Paul describes the awesome change that will occur when the dead are resurrected to become like Jesus Christ: "There are heavenly bodies and earthly bodies; and the splendour of the heavenly bodies is one thing, the splendour of the earthly another. The sun has a splendour of its own, the moon another splendour and the stars yet another; and one star differs from another in brightness.
"So it is with the resurrection of the dead: what is sown as a perishable thing is raised imperishable. Sown in humiliation, it is raised in glory; sown in weakness, it is raised in power; sown a physical body, it is raised a spiritual body. If there is such a thing as a physical body, there is also a spiritual body" (1 Corinthians 15:40-44, Revised English Bible).
This passage is describing a truly incredible change. That is why Paul also says: "The Spirit itself beareth witness with our spirit, that we are the children of God: and if children, then heirs; heirs of God, and joint-heirs with Christ; if so be that we suffer with him, that we may be also glorified together. For I reckon that the sufferings of this present time are not worthy to be compared with the glory which shall be revealed in us" (Romans 8:16-18, King James Version).
Knowing this, the apostle Peter near the end of his life sent these encouraging words to the congregational leaders of that time:
"The elders who are among you I exhort, I who am a fellow elder and a witness of the sufferings of Christ, and also a partaker of the glory that will be revealed: Shepherd the flock of God which is among you, serving as overseers, not by compulsion but willingly, not for dishonest gain but eagerly; nor as being lords over those entrusted to you, but being examples to the flock; and when the Chief Shepherd appears, you will receive the crown of glory that does not fade away" (1 Peter 5:1-4).
The glory and blessing of receiving eternal life is always linked to the return of Jesus Christ, to His second coming! Notice how strongly the apostle Paul stresses this fact:
"For this we say to you by the word of the Lord, that we who are alive and remain until the coming of the Lord will by no means precede those who are asleep. For the Lord Himself will descend from heaven with a shout, with the voice of an archangel, and with the trumpet of God. And the dead in Christ will rise first. Then we who are alive and remain shall be caught up together with them in the clouds to meet the Lord in the air. And thus we shall always be with the Lord. Therefore comfort one another with these words" (1 Thessalonians 4:15-18).

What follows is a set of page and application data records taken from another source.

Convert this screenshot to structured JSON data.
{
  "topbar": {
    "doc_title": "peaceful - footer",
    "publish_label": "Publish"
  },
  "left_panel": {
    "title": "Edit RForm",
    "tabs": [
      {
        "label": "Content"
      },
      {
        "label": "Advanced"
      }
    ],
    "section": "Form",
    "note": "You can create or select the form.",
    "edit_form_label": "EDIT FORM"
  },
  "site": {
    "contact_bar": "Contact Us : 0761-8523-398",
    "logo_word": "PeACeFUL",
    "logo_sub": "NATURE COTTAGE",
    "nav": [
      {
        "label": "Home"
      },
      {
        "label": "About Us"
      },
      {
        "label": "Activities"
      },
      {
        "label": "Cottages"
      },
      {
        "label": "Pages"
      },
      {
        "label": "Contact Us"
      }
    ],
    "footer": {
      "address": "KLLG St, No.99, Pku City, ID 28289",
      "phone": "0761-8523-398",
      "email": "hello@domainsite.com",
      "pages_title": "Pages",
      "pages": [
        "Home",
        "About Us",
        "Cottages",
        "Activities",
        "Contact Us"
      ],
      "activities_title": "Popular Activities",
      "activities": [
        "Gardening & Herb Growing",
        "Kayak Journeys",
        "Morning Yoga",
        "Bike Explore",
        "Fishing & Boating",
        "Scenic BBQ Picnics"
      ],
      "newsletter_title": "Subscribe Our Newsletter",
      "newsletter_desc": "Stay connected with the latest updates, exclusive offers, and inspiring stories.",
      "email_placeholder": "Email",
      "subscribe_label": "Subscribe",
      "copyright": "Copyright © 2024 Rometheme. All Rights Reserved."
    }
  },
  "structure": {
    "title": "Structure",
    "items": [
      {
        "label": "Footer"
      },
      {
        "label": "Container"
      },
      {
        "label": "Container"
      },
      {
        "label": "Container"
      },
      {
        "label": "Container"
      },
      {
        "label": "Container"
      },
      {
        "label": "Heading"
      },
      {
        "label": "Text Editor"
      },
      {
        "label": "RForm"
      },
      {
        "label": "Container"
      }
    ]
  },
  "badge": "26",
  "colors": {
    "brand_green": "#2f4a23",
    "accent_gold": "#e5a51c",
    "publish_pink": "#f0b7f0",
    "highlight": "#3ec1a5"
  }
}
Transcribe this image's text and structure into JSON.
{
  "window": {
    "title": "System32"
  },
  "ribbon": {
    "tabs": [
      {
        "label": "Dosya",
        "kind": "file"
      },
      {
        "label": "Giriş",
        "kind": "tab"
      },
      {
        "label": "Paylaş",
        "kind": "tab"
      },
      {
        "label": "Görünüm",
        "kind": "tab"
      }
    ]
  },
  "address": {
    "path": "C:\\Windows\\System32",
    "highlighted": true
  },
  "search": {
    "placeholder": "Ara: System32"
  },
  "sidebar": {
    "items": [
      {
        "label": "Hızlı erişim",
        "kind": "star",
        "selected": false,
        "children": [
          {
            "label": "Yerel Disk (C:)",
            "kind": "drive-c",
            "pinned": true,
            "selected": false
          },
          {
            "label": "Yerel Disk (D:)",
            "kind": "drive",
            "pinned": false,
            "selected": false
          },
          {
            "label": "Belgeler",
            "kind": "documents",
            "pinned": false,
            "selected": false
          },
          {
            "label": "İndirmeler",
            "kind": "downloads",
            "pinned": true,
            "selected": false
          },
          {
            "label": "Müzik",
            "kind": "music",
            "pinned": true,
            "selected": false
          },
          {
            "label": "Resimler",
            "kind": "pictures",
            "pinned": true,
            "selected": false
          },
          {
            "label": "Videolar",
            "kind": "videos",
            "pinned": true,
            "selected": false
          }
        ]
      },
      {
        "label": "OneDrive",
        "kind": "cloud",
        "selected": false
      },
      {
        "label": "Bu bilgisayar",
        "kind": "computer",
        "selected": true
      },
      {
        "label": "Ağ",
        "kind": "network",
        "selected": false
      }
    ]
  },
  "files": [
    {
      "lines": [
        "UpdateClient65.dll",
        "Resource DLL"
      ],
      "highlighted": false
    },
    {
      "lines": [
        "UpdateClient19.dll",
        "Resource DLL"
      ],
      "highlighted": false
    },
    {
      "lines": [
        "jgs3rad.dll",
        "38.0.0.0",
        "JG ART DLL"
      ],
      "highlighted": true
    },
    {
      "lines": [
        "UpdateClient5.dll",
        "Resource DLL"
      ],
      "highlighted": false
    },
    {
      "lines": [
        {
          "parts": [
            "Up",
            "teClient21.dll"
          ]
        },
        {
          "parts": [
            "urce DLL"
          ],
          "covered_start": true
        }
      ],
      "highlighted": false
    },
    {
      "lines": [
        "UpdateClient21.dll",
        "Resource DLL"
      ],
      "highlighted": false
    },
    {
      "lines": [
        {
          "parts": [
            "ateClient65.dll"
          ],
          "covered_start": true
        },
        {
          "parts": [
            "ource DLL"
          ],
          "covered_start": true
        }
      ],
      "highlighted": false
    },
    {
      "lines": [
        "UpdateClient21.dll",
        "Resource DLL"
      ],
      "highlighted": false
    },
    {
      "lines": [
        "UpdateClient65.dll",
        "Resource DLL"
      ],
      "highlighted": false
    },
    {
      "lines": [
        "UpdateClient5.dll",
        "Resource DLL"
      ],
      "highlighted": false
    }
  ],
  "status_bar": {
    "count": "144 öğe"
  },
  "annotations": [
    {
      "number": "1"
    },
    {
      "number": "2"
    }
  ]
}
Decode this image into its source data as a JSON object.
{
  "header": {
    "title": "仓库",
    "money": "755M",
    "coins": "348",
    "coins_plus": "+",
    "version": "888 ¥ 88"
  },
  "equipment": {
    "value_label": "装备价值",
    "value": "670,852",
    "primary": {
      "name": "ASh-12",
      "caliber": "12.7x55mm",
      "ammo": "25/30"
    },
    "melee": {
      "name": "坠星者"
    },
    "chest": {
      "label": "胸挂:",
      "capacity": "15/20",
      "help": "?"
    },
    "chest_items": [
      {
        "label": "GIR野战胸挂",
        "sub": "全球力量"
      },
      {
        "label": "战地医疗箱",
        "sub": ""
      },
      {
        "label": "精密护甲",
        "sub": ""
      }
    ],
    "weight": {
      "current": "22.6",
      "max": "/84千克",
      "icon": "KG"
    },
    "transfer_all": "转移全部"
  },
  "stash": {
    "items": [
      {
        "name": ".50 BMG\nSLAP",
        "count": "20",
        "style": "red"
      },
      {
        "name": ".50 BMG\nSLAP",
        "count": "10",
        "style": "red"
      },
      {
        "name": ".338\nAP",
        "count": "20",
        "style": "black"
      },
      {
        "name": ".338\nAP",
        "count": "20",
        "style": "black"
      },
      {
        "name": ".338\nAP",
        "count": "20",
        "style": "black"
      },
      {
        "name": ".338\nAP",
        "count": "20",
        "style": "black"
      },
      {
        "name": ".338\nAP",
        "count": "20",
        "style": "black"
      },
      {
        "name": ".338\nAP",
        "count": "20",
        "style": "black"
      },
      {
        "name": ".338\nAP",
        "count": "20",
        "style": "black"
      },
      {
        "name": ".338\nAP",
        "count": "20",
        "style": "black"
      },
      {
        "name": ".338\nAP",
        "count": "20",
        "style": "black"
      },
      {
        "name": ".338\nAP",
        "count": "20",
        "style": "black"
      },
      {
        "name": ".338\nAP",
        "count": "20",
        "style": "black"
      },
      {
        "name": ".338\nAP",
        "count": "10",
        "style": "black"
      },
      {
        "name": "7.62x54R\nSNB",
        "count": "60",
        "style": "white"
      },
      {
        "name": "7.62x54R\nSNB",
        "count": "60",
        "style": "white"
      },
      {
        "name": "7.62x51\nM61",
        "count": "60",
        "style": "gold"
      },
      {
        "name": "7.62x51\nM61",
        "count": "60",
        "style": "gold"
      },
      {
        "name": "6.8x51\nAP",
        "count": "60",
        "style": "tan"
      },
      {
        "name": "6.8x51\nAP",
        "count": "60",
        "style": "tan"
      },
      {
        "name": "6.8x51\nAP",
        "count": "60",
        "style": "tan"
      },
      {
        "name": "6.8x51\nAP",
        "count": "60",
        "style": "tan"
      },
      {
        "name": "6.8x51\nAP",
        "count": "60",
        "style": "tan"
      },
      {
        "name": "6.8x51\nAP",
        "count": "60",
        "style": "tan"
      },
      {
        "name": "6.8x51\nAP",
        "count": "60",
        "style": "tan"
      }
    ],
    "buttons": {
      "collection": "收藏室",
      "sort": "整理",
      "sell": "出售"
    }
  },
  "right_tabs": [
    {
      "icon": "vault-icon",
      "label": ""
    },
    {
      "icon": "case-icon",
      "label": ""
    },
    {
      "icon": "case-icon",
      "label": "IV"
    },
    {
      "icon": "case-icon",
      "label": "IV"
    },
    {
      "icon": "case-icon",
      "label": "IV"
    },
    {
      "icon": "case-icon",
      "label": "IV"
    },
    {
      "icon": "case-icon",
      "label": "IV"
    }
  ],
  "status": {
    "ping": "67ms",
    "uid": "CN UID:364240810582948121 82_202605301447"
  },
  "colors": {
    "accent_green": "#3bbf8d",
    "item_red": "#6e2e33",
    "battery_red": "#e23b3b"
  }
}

Jesus Christ is our living Savior. His resurrection was essential for us to share eternal life with Him. Those whose sins are blotted out by His death and who continue to faithfully obey God's Word are promised eternal life by a resurrection from the dead at His second coming! GN